Holy Spirit Province Saint-Esprit
Franciscans of Canada - Franciscains du Canada
Ordo Fratrum Minorum
I grew up in a home with an eclectic taste in music. The kitchen radio was always set to the country music station but that wasn’t the full soundtrack of our lives. While my dad had a tendency to have that station on for news and sports updates, I know there were songs that would drift into tune that he enjoyed and still does. My mom on the other hand enjoys a good country love song, but also enjoys the dark side of Johnny Cash, the power of Elvis, the boom of Thunderstruck by ACDC and the gentleness of the Medical Mission Sisters. I grew up with two brothers who were invested into all types of genres including the sounds of Bryan Adams, Bruce Springsteen, Shania Twain and Eminem and my sister enjoyed Bon Jovi and Alanis Morrisette. As for me the musical palate includes Dolly Parton, Corey Hart, a touch of The Family Brown, Roch Voisine, Glass Tiger, Serena Ryder and Matt Maher to name a few. All of this came to mind as I reflected on the gospel story about Lazarus, his death and his sisters and their reaction to Jesus (John 11.1-45). Why you may ask?

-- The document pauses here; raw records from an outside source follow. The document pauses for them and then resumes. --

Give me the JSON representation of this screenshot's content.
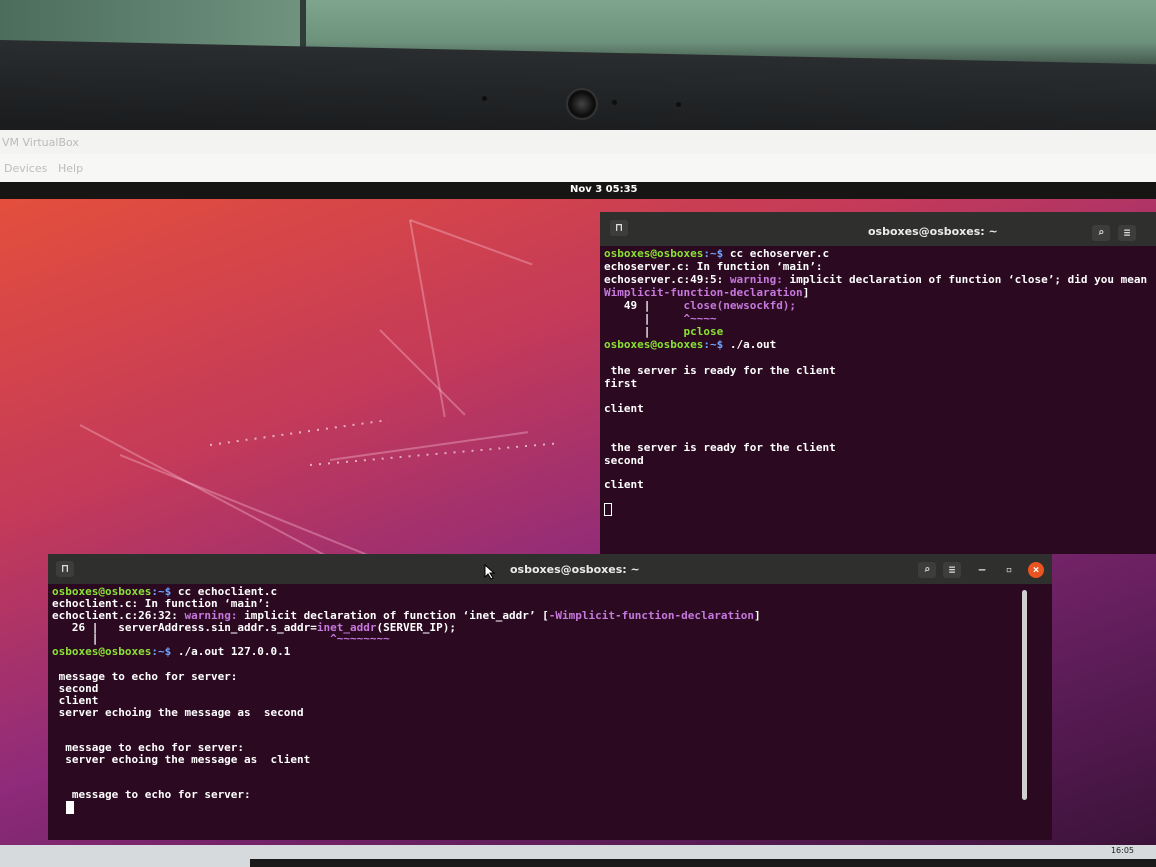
{
  "virtualbox": {
    "title": "VM VirtualBox",
    "menu": [
      "Devices",
      "Help"
    ]
  },
  "topbar": {
    "clock": "Nov 3  05:35"
  },
  "server_terminal": {
    "title": "osboxes@osboxes: ~",
    "new_tab_icon": "terminal-icon",
    "search_icon": "search-icon",
    "menu_icon": "hamburger-icon",
    "prompt": "osboxes@osboxes",
    "prompt_path": ":~$",
    "lines": {
      "cmd1": " cc echoserver.c",
      "err1": "echoserver.c: In function ‘main’:",
      "warn_loc": "echoserver.c:49:5:",
      "warn_label": " warning:",
      "warn_msg": " implicit declaration of function ‘close’; did you mean ‘pc",
      "warn_flag": "Wimplicit-function-declaration",
      "warn_flag_close": "]",
      "src_num": "   49 |",
      "src_code": "     close(newsockfd);",
      "src_bar1": "      |",
      "src_caret": "     ^~~~~",
      "src_bar2": "      |",
      "src_hint": "     pclose",
      "cmd2": " ./a.out",
      "out1": " the server is ready for the client",
      "out2": "first",
      "out3": "client",
      "out4": " the server is ready for the client",
      "out5": "second",
      "out6": "client"
    }
  },
  "client_terminal": {
    "title": "osboxes@osboxes: ~",
    "minimize_label": "–",
    "maximize_label": "▫",
    "close_label": "×",
    "prompt": "osboxes@osboxes",
    "prompt_path": ":~$",
    "lines": {
      "cmd1": " cc echoclient.c",
      "err1": "echoclient.c: In function ‘main’:",
      "warn_loc": "echoclient.c:26:32:",
      "warn_label": " warning:",
      "warn_msg": " implicit declaration of function ‘inet_addr’ [",
      "warn_flag": "-Wimplicit-function-declaration",
      "warn_flag_close": "]",
      "src_num": "   26 |",
      "src_code_a": "   serverAddress.sin_addr.s_addr=",
      "src_code_b": "inet_addr",
      "src_code_c": "(SERVER_IP);",
      "src_caret": "                                   ^~~~~~~~~",
      "src_bar": "      |",
      "cmd2": " ./a.out 127.0.0.1",
      "o1": " message to echo for server:",
      "o2": " second",
      "o3": " client",
      "o4": " server echoing the message as  second",
      "o5": "  message to echo for server:",
      "o6": "  server echoing the message as  client",
      "o7": "   message to echo for server:"
    }
  },
  "taskbar": {
    "time": "16:05"
  }
}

I was pondering how we all come to different points in our lives from different paths. Much like how each of us have varying tastes in music, our life journeys are unique and a particular song can speak to the depths of one person, to another it can be a faint whisper of a different message or a teeth-grinding 4 minutes. This made me think about how Martha and Mary, Lazarus’ sisters, had come to know Jesus and experienced his message in different ways.
Music speaks to each of us in different ways, just like how the words of life which Jesus speaks resonate differently with each of us. The message in a song can awaken us to the truths of our heart and can also challenge us to live our lives differently much like the parables Jesus spoke and the gospels we read and rely on today connection us to our Savior.
The song, if you will, Jesus was singing when he encountered the grieving sisters was that of hope. It was a message of hope for them then and it is a message of hope for us still today. It was about looking beyond the current moment of pain and hurt and relying on lasting hope. It was a message of hope because in hope is the glory of God, and the light which he knew was within each of them and is in us. It was a message of hope which promised them eternal life, resurrection beyond the current state of life and the agony of loss. It was a message of hope with gratitude for blessings great and blessings small, for an awareness of who we are as God’s children and the consistency of God’s promise of always. It was a message of hope that even in our trials, even when the world around us feels dead or is dying we are called out of our tombs, to be unbound from all which traps us and to embrace life. It was and is a message of hope because hope is about believing – believing beyond ourselves, beyond the lures of the world, beyond the struggles we face, beyond the many deaths we die before we are embraced in God’s loving arms. The song continues on, do we hear it? Can we hear it? Are we too busy busying ourselves so as not to have to hear it? What message is Christ singing to you through the songs of your life, through the messages of hope he gives always?
As we continue another week of self-isolating, public distancing and hearing news that challenges us and the freedoms we have come to need or want where can we find hope? What song(s) do we need to listen to? What is its message for these days and this time?
The story of Lazarus’ death caused me to pause and listen to the song which is playing in my heart. I wish it was all Christmas carols and love songs but it is not, there are songs of lament and songs of being lost, there are songs which seem to stumble along with me and others which cause me to tap my toes. Regardless of the song, I rely on a hope greater than any song. In these days which have felt at times freeing and at other times frustrating I am keeping myself grounded by turning to the One whom I now is “the resurrection and the life” and who will weep with me, but also will raise me up to new heights and who is the full soundtrack of my life. This is hope, yes this is the hope we are promised and for that I say “Amen” and turn up the radio up a bit more.
As this week unfolds may songs fill your home with hope, may their messages lead you to the depths of who you are and may you know the hope which Christ promises us each and every day… life – new life in the resurrection.
“Hope means to keep living amid desperation and to keep humming in the darkness. Hoping is knowing that there is love, it is trust in tomorrow, it is falling asleep and waking again when the sun rises. In the midst of a gale at sea, it is to discover land. In the eye of another, it is to see that you are understood. As long as there is still hope there will also be prayer. And you will be held in God’s hands.” – Henri Nouwen